Trevor Dineen shares what it was like bringing his father to a 'Men's Shed' for the very first time
By Now or Never host Trevor Dineen
Do you want to play a fun game?
It's called: 'Can You Guess Where My Dad Is Right Now?', and to be clear, I specifically mean my father, Dave Dineen. I guess this game really isn't that marketable.
You're probably thinking, what a stupid game (which is true but a little rude). But actually, the game is easier than you think. My pops can be found nearly every day sitting in the basement of his house, cozied up to a nice fire, reading a book.
You see, he's retired and that reclining chair is like his Iron Throne. His feet are up. His bowl of peanuts are positioned within arms reach. And he's completely happy.
And to be honest, I'm jealous. I don't think I can retire until 2068, which seems like some made up year in a futuristic movie, so that kind of relaxation seems more like a dream than a reality.
But some days, I miss seeing him out with the guys, laughing and joking around and shooting the proverbial... Well... You know what I mean.
So, I thought, why not see if he'd be interested in joining a men's group and meeting other retired guys?
My mother got really excited, like Drake at a Raptors game excited. I think her exact words were:
"Take him out of the house please!," which was said more lovingly than it comes across in print.
And surprisingly, my dad was game too. But where was I going to take him? That part was simple... We were going to the Men's Shed.
Now just to be clear, it's not an actual shed, because that would be weird.
Instead, the Men's Shed is like a shared version of a home workshop. The one we're visiting in Winnipeg is inside the walls of a community centre. It's a place where retired men can come together to make new friends, socialize, do some woodworking and avoid the isolation, loneliness and depression that sometimes comes with retirement.
Picture the television show Cheers, but instead of a bar with drinks there's power tools and cribbage boards.
The whole thing started in Australia (as all great things do, like the koala) but has grown to have over 2,000 chapters around the world, with dozens set up across Canada.
As we walked up to the front doors of the building, I was nervous.
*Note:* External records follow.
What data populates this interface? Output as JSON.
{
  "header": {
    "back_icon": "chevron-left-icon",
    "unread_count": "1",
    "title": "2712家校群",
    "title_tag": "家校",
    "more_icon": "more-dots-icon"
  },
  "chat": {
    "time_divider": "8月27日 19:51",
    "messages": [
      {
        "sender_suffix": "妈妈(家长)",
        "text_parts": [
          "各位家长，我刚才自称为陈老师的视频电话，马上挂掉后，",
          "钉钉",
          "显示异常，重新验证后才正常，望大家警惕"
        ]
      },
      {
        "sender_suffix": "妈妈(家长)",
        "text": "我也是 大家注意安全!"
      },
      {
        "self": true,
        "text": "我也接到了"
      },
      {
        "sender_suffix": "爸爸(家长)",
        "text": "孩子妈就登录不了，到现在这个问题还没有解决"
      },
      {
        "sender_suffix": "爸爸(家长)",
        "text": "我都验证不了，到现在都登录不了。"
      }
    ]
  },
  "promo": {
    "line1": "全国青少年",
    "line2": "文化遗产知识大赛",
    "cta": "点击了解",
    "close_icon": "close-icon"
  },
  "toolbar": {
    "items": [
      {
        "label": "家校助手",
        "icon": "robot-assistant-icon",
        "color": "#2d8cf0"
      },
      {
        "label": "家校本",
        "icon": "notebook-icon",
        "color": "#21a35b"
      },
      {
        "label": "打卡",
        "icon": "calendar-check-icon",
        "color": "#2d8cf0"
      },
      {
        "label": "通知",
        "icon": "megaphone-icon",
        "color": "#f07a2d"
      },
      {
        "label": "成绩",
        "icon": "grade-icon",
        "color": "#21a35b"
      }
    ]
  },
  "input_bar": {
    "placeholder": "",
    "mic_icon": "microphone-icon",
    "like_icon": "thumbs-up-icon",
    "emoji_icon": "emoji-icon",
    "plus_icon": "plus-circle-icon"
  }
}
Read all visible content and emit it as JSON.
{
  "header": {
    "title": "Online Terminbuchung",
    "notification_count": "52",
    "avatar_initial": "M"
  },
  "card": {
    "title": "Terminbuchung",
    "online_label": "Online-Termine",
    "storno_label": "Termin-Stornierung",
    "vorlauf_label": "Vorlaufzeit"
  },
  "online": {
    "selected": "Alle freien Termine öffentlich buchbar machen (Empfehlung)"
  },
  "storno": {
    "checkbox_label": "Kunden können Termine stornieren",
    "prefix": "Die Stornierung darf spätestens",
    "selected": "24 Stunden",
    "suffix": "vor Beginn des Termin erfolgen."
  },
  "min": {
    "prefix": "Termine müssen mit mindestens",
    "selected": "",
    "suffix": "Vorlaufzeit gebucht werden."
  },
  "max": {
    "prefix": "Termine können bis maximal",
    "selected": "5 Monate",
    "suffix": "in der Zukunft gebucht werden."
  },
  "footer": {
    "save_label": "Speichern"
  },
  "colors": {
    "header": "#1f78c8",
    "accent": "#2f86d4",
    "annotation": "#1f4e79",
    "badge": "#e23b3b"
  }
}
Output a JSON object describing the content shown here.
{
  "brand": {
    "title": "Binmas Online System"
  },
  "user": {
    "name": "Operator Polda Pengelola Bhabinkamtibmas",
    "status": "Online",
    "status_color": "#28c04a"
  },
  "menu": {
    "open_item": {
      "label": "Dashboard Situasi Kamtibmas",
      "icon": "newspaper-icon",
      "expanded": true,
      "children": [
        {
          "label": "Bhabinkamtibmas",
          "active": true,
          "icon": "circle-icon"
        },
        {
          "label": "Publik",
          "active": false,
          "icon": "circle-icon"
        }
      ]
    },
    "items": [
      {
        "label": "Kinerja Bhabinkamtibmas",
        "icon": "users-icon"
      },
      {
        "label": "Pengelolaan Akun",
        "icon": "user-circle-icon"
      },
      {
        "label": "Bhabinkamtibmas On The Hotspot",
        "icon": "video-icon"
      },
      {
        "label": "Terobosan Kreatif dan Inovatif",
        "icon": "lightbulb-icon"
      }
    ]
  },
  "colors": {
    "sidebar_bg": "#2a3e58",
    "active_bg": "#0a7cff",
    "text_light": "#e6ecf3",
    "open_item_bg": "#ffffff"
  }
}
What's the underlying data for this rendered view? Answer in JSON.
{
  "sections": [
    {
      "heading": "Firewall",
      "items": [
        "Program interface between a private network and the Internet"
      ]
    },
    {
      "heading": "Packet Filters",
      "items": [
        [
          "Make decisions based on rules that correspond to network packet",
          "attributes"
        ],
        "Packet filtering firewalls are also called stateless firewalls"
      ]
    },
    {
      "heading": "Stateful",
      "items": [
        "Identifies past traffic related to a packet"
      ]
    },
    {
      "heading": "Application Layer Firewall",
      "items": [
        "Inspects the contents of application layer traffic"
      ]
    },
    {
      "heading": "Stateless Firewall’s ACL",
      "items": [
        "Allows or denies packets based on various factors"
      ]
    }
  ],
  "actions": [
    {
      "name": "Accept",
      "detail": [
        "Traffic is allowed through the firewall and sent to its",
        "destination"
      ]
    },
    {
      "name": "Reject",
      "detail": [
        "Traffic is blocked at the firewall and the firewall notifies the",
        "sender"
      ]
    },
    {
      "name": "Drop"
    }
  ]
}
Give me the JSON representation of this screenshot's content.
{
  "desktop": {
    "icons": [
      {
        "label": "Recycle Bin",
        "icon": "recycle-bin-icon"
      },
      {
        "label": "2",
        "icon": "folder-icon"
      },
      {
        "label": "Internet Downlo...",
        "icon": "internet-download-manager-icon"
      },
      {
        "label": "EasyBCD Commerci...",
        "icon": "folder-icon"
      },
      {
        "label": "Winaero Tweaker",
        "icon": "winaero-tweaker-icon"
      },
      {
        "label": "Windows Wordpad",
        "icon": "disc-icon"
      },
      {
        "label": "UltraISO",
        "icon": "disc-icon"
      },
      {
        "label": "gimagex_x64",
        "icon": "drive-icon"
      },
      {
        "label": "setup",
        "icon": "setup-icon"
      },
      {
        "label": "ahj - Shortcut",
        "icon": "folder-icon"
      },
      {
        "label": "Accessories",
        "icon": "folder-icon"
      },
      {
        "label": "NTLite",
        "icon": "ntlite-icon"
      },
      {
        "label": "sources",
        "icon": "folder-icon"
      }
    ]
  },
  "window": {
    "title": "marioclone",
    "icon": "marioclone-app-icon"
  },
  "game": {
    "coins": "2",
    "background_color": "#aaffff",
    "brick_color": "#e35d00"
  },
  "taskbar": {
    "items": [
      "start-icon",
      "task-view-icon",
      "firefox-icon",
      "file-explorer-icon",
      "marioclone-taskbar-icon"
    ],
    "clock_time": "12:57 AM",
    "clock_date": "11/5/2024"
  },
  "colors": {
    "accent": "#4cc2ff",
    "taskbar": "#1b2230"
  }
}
It was like this weird Freaky Friday role-reversal moment where it felt like I was dropping my dad off for his first day of school and all I wanted was for him to make friends and not have his lunch money stolen.
And it turns out, making friends is exactly what he did.
The second he walked in there, he was greeted like an old friend. A man named Fred bonded with him over similar authors they like to read. Doug talked to him about thread and needle work. Tom gave him a tour of the woodworking shop (where I think my father actually drooled). Ted showed him the walking stick he made and Dean offered to teach him everything he knows about carving.
Everyone was laughing and joking and my father was right in his element. Sitting back and watching it all, it was nice seeing him find something that a good book can never offer: camaraderie.
After a couple of hours, my dad grabbed one of the long tree branches that was lying beside the table and told everyone he would be back next week to start learning how to carve.
I was glad, because for a second, I thought he was just stealing.
So after shaking a few hands, and hearing "Bye Dave!" from almost everyone, we got back into the car and drove off.
My dad smiled the whole way home.
So what did I learn from being my father's friendship wingman? I think the greatest television show theme song of all time sums it up best.
(Cue the music.)
Sometimes you want to go where everybody knows your name. And they're always glad you came.
You want to be where you can see our troubles are all the same.
You want to go where everybody knows your name.